I suspect the plans to build were in place long before the economic downturn ...

Jacob said...

@ Halcyon - what money? :-)

@ Daryl - You may be right. But...

@ Lois - Yup!

John said...

Antjas, you are very insightful. Architectural features were inspired by Barnes and Noble in San Francisco. This Bank was formed when the local economy was very strong. Despite the downturn, it is over $100 million in assets and is readily making loans. No government sourced capital has been requested.

Jacob said...

@ John - I'm assuming you are John Hunt, CEO of First Avenue National Bank! Welcome and thank you for your comment! It is great to have you join the discussion and set the record straight.

Barnes & Noble? That's pretty interesting, and yes, Antjas is "insightful." Good photographer, too!

Again, thanks for stopping by Ocala Daily Photo!

Allison said...

Boy, that Leif Hagen is a stitch, huh? Funny, funny guy, he is.

Maybe they should relocate the dollar store upstairs! It would be a short commute to the bank for them.

John said...

Jacob, yes you ID'd me. I really appreciate the compliments on the building and it is a great picture! The building has a First Avenue street address and it is between First Avenue and Second Avenue (not Third Avenue), bordered by 10th St.

John said...

Hilda, there is nothing noteworthy on the roof. The metal work with the white panels is simply an architectural feature (with a lightning rod!).

John said...

This building was the first to be LEED (Leadership in Energy and Environmental Design) certified by the US Green Building Council in Ocala. We save carbon emissions that would be the equivalent of taking 48 cars off the road.

Jacob said...

@ John - Congratulations!
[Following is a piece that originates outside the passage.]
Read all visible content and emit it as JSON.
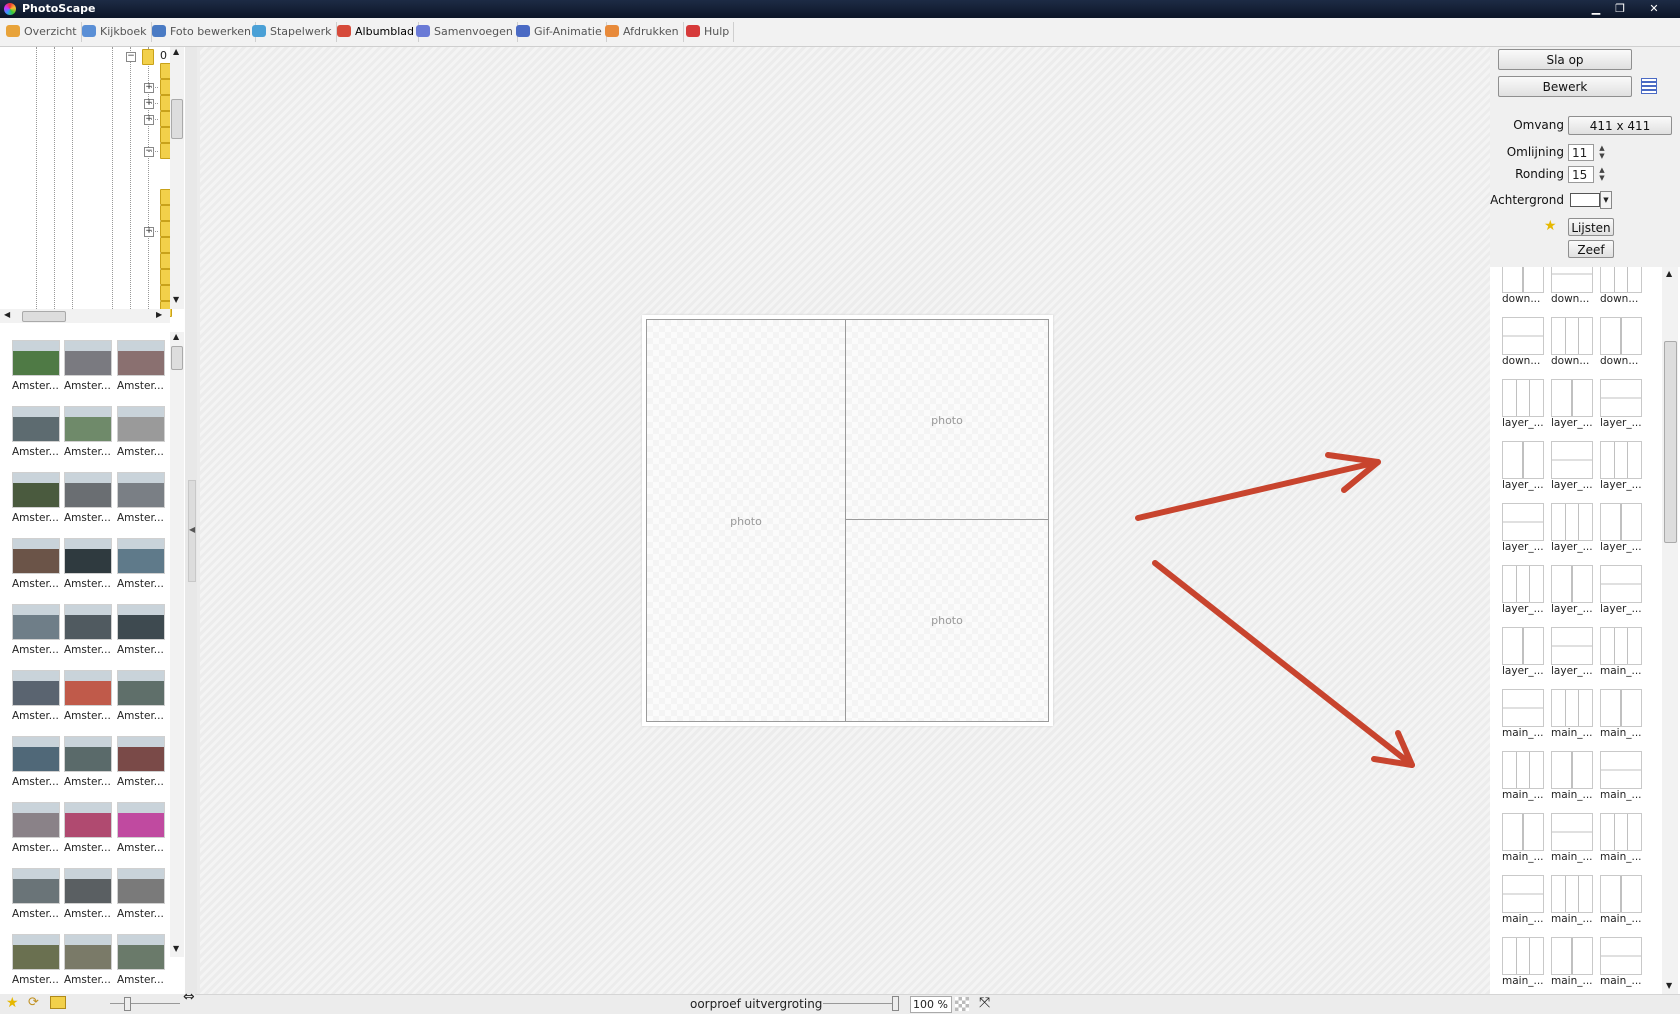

Not only is it a beautiful building, but so glad to hear that it is also a "green" building!

tapirgal said...

Maybe it's like the cc companies who raise your APR to 29.99%, making more money for themselves when it just makes it harder for the rest of us to pay our bills. I know somebody is making money in these times, and it's not me! Other than that, the building looks pretty nice. Nice colors and interesting design against the sky.

Frank said...

That was extremely wise from a marketing standpoint to set up a Google alert about the bank. In this age of Internet technology, his immediate response to your blog entry was perfectly timed. The CEO shows terrific communications and leadership skills to join in the discussion, share accurate information and answer questions. Congratulations are in order for the LEED certification, too.

With the closing of so many bookstores, perhaps they can include a Barnes and Noble upstairs... with a Starbucks and cigar bar on the terrace??

Marie said...

There are many things difficult to understand on this world. They are building a new city hall in Montpellier. Ours was still good and our local taxes are the highest in France!

Buenos Aires Photoblog said...

I remember this quote: "What is the burgling of a bank to the founding of a bank?". And, I must admit, there's some truth in it.

John said...

Frank, thank you so much for your kind remarks. In response to others, we only have 14 credit card accounts, none of them at 29.99%. We have a dedicated officer who reviews all cash deposits to make sure no money is laundered through us.

babshill said...

I worked together with John Hunt, the President of First Avenue Bank, for a short time while I worked for the Chamber of Commerce and he was the Treasurer. Any of you thinking this bank ha something shady going on just don't know John. John Hunt has more integrity in his pinky finger than a lot of people I know. He participates actively to promote business in Marion County and is very well liked and respected. Although he most certainly doesn't need defending by me :) I will never forget his kindness and willingness to assist whenever I needed him. With John in the driver's seat, this bank has no choice but to prosper and I wish him and Fist Avenue every bit of success they deserve!

Jacob said...

@ Babshill - Thank you so much for writing. And I really appreciate that you took the time to share your experiences with Mr. Hunt and your feelings about him!

It makes me feel good to know that such a man is a business leader in our community.

"Photographers deal in things which are continually vanishing and when they have vanished there is no contrivance on earth which can make them come back again." — Henri Cartier-Bresson